Z: Yes, I’ve had very many collaborative projects—with Kotra, Antye Greie aka AGF, Mark Clifford, and other artists—and cross-genre projects. It is like exchange and the possibility to do what you would never do yourself; it’s new blood to your brain. With Kotra the collaboration was on a few releases—like Live Reports, with our live improvisation—and the Zavoloka versus Kotra small EP, in which I deconstructed Kotra’s sounds. But the most experimental collaborative work was where Kotra played live on a bass guitar and I played on an empty vinyl player with blank CD matrixes. The very first collaboration was with AGF, a German e-poetess and vocalist. We invented “Techno Like Trees”—the concept was to make miniature one-minute compositions, handmade bio beats. It was played live on two samplers, loaded with our own sounds and vocal snippets with a vintage metronome, like a battle. It was also released as a CD, Nature Never Produces the Same Beat Twice. Then I made the Split01 CD with Mark Clifford from the English quartet Seefeel, in which we explored traditional instruments in a digital context—guitar and flute. But in some way the most interesting collaborations for me were with visual artists, maybe because we don’t have to explain, just feel each other.

AC: What do you think of the visualization of your sounds? Who did you work with in the visual arts context?

Z: In live performances I frequently play with Laetitia Morais, a visual artist from Portugal. She is a real genius; I really like her artistic statement. Every time Laetitia invents new principles for her visualizations, and they really fit with my music. Laetitia and I think the same way, and I respect her very much!
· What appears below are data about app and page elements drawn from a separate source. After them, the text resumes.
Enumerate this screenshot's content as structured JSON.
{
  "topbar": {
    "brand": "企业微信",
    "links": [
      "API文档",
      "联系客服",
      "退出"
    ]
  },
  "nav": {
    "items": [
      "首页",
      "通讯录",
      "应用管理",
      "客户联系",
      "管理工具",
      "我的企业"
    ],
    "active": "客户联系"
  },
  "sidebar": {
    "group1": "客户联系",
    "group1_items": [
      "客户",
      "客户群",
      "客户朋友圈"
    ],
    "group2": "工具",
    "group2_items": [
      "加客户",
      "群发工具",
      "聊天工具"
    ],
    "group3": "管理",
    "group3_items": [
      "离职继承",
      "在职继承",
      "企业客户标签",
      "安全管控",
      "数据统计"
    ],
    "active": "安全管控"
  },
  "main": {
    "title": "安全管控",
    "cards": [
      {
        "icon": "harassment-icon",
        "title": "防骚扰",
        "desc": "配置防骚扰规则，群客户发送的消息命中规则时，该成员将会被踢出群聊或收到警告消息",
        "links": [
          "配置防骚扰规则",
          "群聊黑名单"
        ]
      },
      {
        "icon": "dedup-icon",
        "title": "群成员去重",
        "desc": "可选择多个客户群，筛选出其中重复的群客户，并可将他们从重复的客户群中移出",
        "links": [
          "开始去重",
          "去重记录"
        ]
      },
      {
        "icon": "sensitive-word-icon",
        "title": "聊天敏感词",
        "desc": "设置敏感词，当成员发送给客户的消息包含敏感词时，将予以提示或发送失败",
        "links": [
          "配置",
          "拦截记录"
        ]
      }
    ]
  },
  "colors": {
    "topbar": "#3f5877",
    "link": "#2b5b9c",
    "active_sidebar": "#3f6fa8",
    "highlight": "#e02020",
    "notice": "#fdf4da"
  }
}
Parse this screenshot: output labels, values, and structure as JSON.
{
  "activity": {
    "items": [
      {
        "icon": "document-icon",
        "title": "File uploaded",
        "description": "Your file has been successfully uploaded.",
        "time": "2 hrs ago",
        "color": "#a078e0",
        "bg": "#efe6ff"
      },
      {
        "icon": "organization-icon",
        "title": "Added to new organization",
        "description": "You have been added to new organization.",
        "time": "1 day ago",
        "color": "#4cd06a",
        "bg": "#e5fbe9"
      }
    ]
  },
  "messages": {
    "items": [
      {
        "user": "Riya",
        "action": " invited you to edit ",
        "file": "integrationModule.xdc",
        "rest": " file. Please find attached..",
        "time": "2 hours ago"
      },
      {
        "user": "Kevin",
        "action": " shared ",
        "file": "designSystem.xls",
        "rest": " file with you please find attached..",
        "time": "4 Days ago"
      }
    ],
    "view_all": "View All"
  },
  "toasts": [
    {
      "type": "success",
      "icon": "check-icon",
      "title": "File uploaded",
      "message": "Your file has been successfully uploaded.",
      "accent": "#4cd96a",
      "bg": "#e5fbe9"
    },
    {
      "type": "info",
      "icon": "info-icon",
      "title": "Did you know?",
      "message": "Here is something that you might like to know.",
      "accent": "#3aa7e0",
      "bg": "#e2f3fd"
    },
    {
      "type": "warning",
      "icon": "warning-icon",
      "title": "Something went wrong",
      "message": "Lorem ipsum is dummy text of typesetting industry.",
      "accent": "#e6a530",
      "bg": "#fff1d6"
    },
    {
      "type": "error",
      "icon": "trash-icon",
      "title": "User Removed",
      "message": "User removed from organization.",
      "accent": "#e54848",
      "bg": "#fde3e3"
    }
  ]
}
Also she made two beautiful videos to my tracks: the last one, Vedana, is included on the CD. I also collaborated with Swedish artist Anders Dahl on the Swizhe project, hosted by the Swedish Institute, and on the cross-genre art project Move, with dancers, visual artists, lighting designers, and musicians—it was physical theater, stage, and site-specific performances, workshops, and installations. We had tours in Ukraine, Sweden, Norway, Russia.

AC: You create a very complex, often overwhelmingly dense and powerful sound. Why do you think there are so few women within the area of experimental electronica? What do you think of these stereotypes?

Z: I think it is not only about experimental music—not so many girls in every aspect of human activities. Maybe because boys don’t want to take us seriously!? But to be honest, I think it is just because women rely on inner feelings that they never want to show. Like Taoists, women quietly reach enlightenment while their husbands are engaged in martial arts. And in general, I think it is a question of inner energy.

AC: The technological aspects of sound production play an important role for you. Do you prefer digital or analog technology?

Z: I like both digital and analog, and also natural sounds. I like when you can experiment with different

sources of sounds. Cool to have various textures and materials.

AC: “Sonic turn” has become a pretty lurid term in the media and cultural studies lately, and sound as a medium and as material gets a greater dominance. Do you think, or are you experiencing that sound actually plays a more important role?

Z: Actually I would say that all kinds of arts are mixed now. But it is a natural process. Music is just very abstract. Music and sounds were always part of life and always will be!

AC: Is Zavoloka a Russian or Ukrainian word? In Russian it means something soothing? And in Ukrainian?

Z: Zavoloka in Ukrainian has several meanings, like “fog” and “wanderer”!